MBB researcher studying against the grain strategy to improve cancer treatment

July 10, 2023
From left: Drs. Faezeh Borzooee, Mani Larijani and Justin King, presenting a conference poster describing the AID/APOBEC small molecule inhibitors, 2022

Chemotherapy is a life-saving treatment for many cancer patients. Unfortunately, many cancer drugs also cause cancer cells to mutate, which over time leads them to become more aggressive and harder to treat.

SFU Molecular Biology and Biochemistry researcher Mani Larijani has received $672,000 in funding from the Lotte and John Hecht Memorial Foundation to explore an unconventional approach to address this issue and improve treatment outcomes for cancer patients.

“Drug resistance is a major problem in cancer treatment,” Larijani says. “Cancers can become resistant within months or even weeks. When this happens, treatment options can be switched, but mutations are an ongoing process, so cancer often develops multi-drug resistance.”

Previous research in this area has focused on finding strategies to harness the cells’ DNA damage response (DDR) to increase mutations in cancer cells to lethal levels. DNA mutations are a normal biological process that happens in all cells. In healthy cells, the body’s DDR machinery repairs these mutations, but in cancer cells this process is impaired, and mutations accumulate without repair.

But what if therapeutics could help prevent DNA mutations before they occur? Thanks to breakthroughs in Larijani’s research, this approach is showing promise.

Larijani’s research program focuses on DNA-mutating enzymes known as APOBECs which are a leading generator of mutations in cancer cells. These enzymes have been found in both human cancer cells and mice to directly cause drug resistance and more aggressive tumors. Much of Larijani’s research has focused on a member of the APOBEC family called activation-induced deaminase (AID), which is linked to leukemia and lymphoma.

Until recently the AID/APOBEC family of enzymes were thought to be “undruggable,” and their characteristics were not fully understood, because their structure could not be solved through conventional methods.

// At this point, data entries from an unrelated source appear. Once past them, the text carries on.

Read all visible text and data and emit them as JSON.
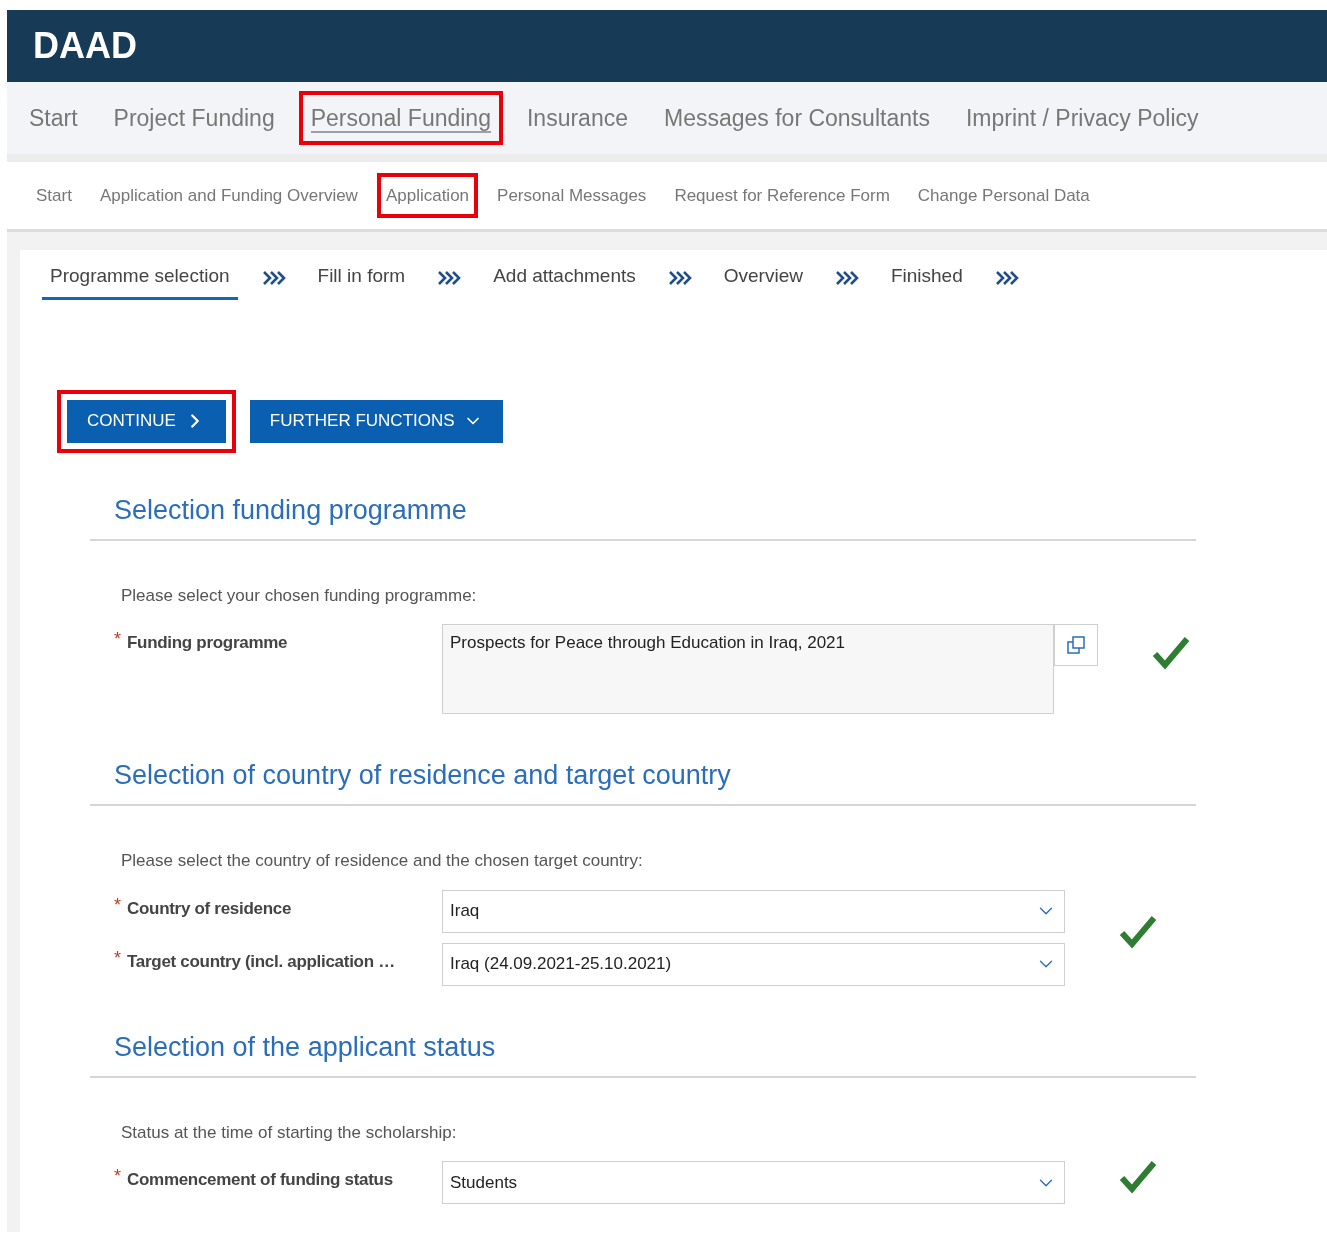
{
  "header": {
    "logo": "DAAD"
  },
  "main_nav": [
    {
      "label": "Start",
      "selected": false,
      "highlighted": false
    },
    {
      "label": "Project Funding",
      "selected": false,
      "highlighted": false
    },
    {
      "label": "Personal Funding",
      "selected": true,
      "highlighted": true
    },
    {
      "label": "Insurance",
      "selected": false,
      "highlighted": false
    },
    {
      "label": "Messages for Consultants",
      "selected": false,
      "highlighted": false
    },
    {
      "label": "Imprint / Privacy Policy",
      "selected": false,
      "highlighted": false
    }
  ],
  "sub_nav": [
    {
      "label": "Start",
      "highlighted": false
    },
    {
      "label": "Application and Funding Overview",
      "highlighted": false
    },
    {
      "label": "Application",
      "highlighted": true
    },
    {
      "label": "Personal Messages",
      "highlighted": false
    },
    {
      "label": "Request for Reference Form",
      "highlighted": false
    },
    {
      "label": "Change Personal Data",
      "highlighted": false
    }
  ],
  "steps": [
    {
      "label": "Programme selection",
      "selected": true
    },
    {
      "label": "Fill in form",
      "selected": false
    },
    {
      "label": "Add attachments",
      "selected": false
    },
    {
      "label": "Overview",
      "selected": false
    },
    {
      "label": "Finished",
      "selected": false
    }
  ],
  "buttons": [
    {
      "label": "CONTINUE",
      "kind": "continue",
      "highlighted": true
    },
    {
      "label": "FURTHER FUNCTIONS",
      "kind": "menu",
      "highlighted": false
    }
  ],
  "sections": [
    {
      "title": "Selection funding programme",
      "instruction": "Please select your chosen funding programme:",
      "valid": true,
      "fields": [
        {
          "label": "Funding programme",
          "required_marker": "*",
          "kind": "lookup",
          "value": "Prospects for Peace through Education in Iraq, 2021"
        }
      ]
    },
    {
      "title": "Selection of country of residence and target country",
      "instruction": "Please select the country of residence and the chosen target country:",
      "valid": true,
      "fields": [
        {
          "label": "Country of residence",
          "required_marker": "*",
          "kind": "select",
          "value": "Iraq"
        },
        {
          "label": "Target country (incl. application …",
          "required_marker": "*",
          "kind": "select",
          "value": "Iraq (24.09.2021-25.10.2021)"
        }
      ]
    },
    {
      "title": "Selection of the applicant status",
      "instruction": "Status at the time of starting the scholarship:",
      "valid": true,
      "fields": [
        {
          "label": "Commencement of funding status",
          "required_marker": "*",
          "kind": "select",
          "value": "Students"
        }
      ]
    }
  ]
}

“We developed a new method involving computational modelling and studying its evolutionary history, which we call the evolutionary-biochemical-computational method to solve its structure,” Larijani explains.

“We discovered a totally new mode that enzymes like AID/APOBECs are regulated. We saw that the enzyme spontaneously opens and closes its active site "the catalytic pocket" which is the part responsible for mutating DNA. This was an important discovery because this type of self-regulation had not been known about before in such enzymes, or in fact any cancer-causing molecule.”

This new understanding of AID/APOBEC structure opens up possibilities for developing new drugs that could inhibit these enzymes’ role in mutating cells. Larijani’s team recently published a paper which describes the first small molecule inhibitors of AID and APOBECs with drug like properties. They are now exploring avenues to refine these molecules and discover new ones that may be used alongside conventional drugs to significantly lower drug-resistance in breast, ovarian, lung and other cancers.

Larijani credits two trainees, Drs. Justin King and Faezeh Borzooee for spearheading this work and says “One of our biggest successes is the multiple collaborations that this work has led to. We are going to be working closely with several different colleagues across the globe who specialize in treatment of different cancers.”

“We hope to harness recent breakthroughs in computational drug design to make more intelligent decisions on how to optimize small molecules towards therapeutics.”